New York Attorney General Seeks To Dissolve NRA in Lawsuit Alleging Massive Fraud

The lawsuit accuses the group's leaders of fraudulently diverted millions of dollars to prop up their luxury lifestyles.


New York Attorney General Letitia James wants to dissolve the National Rifle Association (NRA). In a suit filed today, she accuses the leaders of the nation's largest gun rights group of a long pattern of fraud.

James' lawsuit—and a second suit, filed simultaneously by D.C. Attorney General Karl Racine—allege that longtime NRA chief Wayne LaPierre and others in the group's leadership fraudulently diverted millions of dollars from the NRA's charitable mission to prop up their luxury lifestyles.

LaPierre "has spent millions of dollars of the NRA's charitable assets for private plane trips for himself and his family, including trips for his family when he was not present," James' lawsuit alleges.

James seeks the dissolution of the NRA and removal of LaPierre as the group's CEO, among other conditions.

Racine's lawsuit accuses the NRA of illegally raiding the funds of its independent nonprofit foundation to plug budget gaps caused in part "by the NRA's decision to continue to waste funds on improper, lavish spending."

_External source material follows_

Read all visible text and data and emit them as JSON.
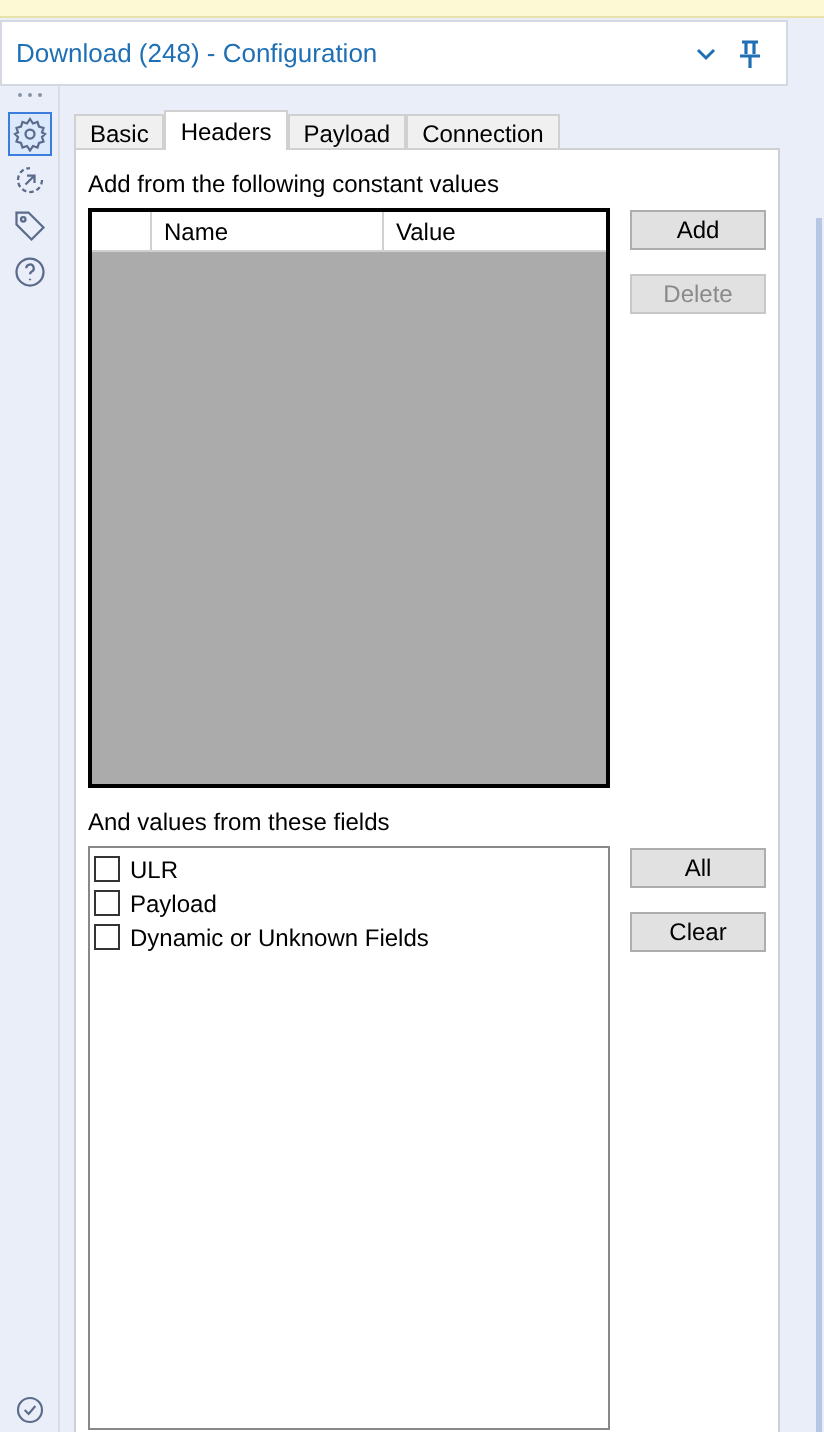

James announced the investigation last year amid a Machiavellian power struggle within the gun group. On one side was LaPierre and his loyalists, and on the other was former NRA head Oliver North and other disgruntled board members. "Former" tells you who won, but that internal drama spilled into court in a nasty lawsuit between the NRA and its largest contractor, the advertising firm Ackerman McQueen. 

Both sides accused the other of financial improprieties and extravagant spending. The Wall Street Journal reported last year that the NRA considered buying a $5 million mansion on a Dallas golf course for the LaPierres. The Daily Beast reported that the NRA spent $275,000 over 13 years on designer clothing for LaPierre and tens of thousands of dollars to fly in hair and makeup artists for LaPierre's wife.

James' lawsuit alleges that LaPierre and other NRA executives used Ackerman McQueen as a pass-through to conceal millions of dollars of questionable spending from NRA board members. The firm then billed the NRA for "out-pocket-expenses," a practice that James says did not comply with IRS reporting requirements.

Whether or not the lawsuits' allegations are true, the suits, brought by Democratic officials against one of the most divisive advocacy organizations in the country, are guaranteed to ignite a political firestorm.

The Washington Free Beacon reported yesterday that the NRA is planning to spend "tens of millions" in battleground states to reelect President Donald Trump. Jason Ouimet, the head of the NRA's lobbying arm, told the Free Beacon that the NRA has added more than 1,000 new dues-paying members per day since June. 

There has been a record-breaking surge in gun sales over the past several months, driven by both the COVID-19 pandemic and the unrest following the police killing of George Floyd in Minneapolis.

Bloomberg News reports Trump's response to the New York lawsuit: "I just heard about that. That's a very terrible thing that just happened. I think the NRA should move to Texas and lead a very good and beautiful life. And I've told them that for a long time."